→ **WORK REQUEST**
The lines to copy from the data below are those that hold the string "湛江市人力资源和社会保障局".
○ ○ ○
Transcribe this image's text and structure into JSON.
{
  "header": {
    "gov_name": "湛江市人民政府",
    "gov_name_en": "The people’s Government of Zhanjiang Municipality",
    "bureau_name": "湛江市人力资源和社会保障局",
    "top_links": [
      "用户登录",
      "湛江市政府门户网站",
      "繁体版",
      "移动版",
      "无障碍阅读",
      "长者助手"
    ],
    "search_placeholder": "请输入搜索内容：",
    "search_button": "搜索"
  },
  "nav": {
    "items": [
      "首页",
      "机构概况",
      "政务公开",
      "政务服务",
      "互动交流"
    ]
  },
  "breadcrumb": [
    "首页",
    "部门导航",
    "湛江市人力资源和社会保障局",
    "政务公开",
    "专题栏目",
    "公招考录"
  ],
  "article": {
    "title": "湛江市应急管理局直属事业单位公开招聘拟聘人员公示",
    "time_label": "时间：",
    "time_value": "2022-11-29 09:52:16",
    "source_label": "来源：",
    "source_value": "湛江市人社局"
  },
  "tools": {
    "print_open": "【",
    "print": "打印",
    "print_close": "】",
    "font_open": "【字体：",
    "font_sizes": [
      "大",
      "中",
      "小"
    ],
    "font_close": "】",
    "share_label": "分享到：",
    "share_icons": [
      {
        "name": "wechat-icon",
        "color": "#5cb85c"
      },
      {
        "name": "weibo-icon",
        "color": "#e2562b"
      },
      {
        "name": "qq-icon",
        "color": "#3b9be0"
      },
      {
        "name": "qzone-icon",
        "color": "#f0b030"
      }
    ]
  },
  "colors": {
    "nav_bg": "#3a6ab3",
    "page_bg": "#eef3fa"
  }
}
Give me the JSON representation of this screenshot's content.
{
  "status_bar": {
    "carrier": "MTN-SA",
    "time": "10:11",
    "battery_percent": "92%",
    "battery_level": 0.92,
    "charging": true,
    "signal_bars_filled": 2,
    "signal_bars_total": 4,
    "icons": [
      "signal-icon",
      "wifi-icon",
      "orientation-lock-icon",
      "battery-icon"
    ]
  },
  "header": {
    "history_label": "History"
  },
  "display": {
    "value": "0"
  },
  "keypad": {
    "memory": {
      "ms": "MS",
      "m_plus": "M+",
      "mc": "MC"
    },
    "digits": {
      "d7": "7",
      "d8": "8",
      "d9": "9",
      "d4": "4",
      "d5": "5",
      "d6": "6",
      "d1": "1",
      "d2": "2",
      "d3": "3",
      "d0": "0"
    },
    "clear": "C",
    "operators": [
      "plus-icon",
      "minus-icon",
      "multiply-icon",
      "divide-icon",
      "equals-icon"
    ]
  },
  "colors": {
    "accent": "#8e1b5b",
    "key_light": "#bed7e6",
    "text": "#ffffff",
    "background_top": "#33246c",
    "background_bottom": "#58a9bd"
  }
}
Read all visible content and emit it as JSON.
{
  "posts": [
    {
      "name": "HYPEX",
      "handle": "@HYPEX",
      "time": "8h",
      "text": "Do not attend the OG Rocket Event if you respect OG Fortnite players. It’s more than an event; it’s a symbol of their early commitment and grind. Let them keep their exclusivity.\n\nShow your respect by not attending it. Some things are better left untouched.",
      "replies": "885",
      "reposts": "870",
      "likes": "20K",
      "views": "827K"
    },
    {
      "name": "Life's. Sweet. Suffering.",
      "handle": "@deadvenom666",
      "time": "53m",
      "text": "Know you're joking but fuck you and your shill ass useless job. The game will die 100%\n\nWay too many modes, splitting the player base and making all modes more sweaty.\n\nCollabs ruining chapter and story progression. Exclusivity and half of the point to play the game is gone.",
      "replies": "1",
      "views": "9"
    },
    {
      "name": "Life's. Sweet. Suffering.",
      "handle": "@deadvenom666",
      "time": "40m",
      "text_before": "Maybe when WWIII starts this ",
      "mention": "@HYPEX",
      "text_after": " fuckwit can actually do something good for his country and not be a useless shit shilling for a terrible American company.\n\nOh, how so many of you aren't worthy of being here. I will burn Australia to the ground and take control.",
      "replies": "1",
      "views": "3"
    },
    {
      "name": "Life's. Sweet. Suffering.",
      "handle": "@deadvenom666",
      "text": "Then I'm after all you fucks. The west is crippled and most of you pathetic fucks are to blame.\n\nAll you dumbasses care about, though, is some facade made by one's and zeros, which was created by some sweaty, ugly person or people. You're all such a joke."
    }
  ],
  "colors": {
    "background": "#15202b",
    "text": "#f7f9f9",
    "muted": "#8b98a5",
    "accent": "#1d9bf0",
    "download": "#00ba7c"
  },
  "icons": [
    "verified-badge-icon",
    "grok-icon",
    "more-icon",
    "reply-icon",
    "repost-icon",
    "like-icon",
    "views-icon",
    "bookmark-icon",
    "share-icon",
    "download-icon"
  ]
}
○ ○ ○
→ **WRITTEN RESPONSE**
    "bureau_name": "湛江市人力资源和社会保障局",
    "湛江市人力资源和社会保障局",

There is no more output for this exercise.